Assignment:
Where a line of the material contains the string "title", copy that line.

[[ Given records, beginning ]]

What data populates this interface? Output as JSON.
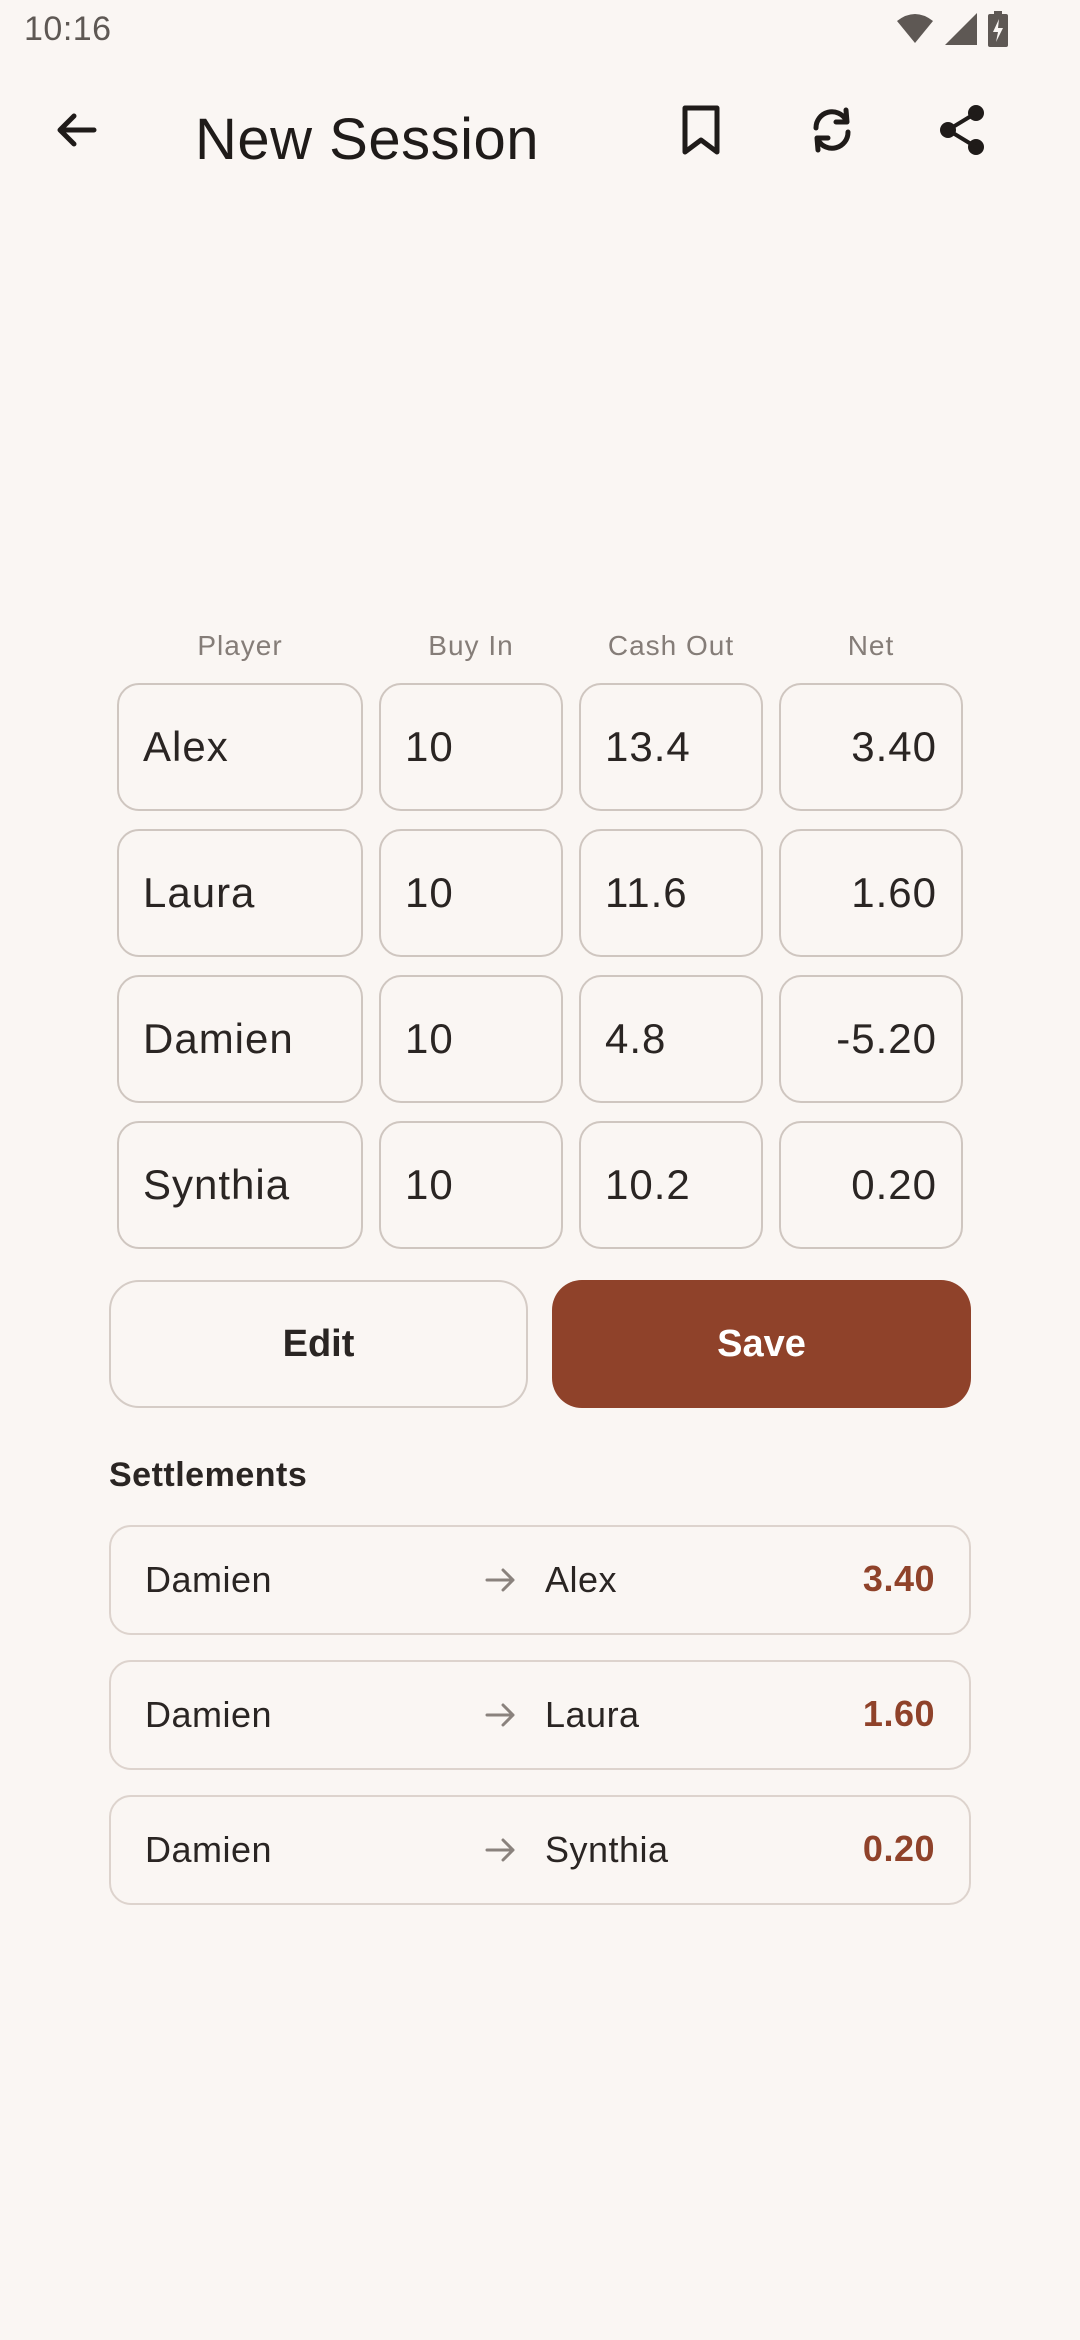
{
  "status_bar": {
    "time": "10:16",
    "icons": [
      "wifi-icon",
      "cell-signal-icon",
      "battery-charging-icon"
    ]
  },
  "app_bar": {
    "title": "New Session",
    "icons": [
      "back-arrow-icon",
      "bookmark-icon",
      "refresh-icon",
      "share-icon"
    ]
  },
  "table": {
    "headers": {
      "player": "Player",
      "buy_in": "Buy In",
      "cash_out": "Cash Out",
      "net": "Net"
    },
    "rows": [
      {
        "player": "Alex",
        "buy_in": "10",
        "cash_out": "13.4",
        "net": "3.40"
      },
      {
        "player": "Laura",
        "buy_in": "10",
        "cash_out": "11.6",
        "net": "1.60"
      },
      {
        "player": "Damien",
        "buy_in": "10",
        "cash_out": "4.8",
        "net": "-5.20"
      },
      {
        "player": "Synthia",
        "buy_in": "10",
        "cash_out": "10.2",
        "net": "0.20"
      }
    ]
  },
  "actions": {
    "edit_label": "Edit",
    "save_label": "Save"
  },
  "settlements": {
    "title": "Settlements",
    "items": [
      {
        "from": "Damien",
        "to": "Alex",
        "amount": "3.40"
      },
      {
        "from": "Damien",
        "to": "Laura",
        "amount": "1.60"
      },
      {
        "from": "Damien",
        "to": "Synthia",
        "amount": "0.20"
      }
    ]
  },
  "colors": {
    "background": "#faf6f3",
    "accent": "#8f422a",
    "border": "#cfc6c0"
  }
}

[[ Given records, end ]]

Task output:
    "title": "New Session",
    "title": "Settlements",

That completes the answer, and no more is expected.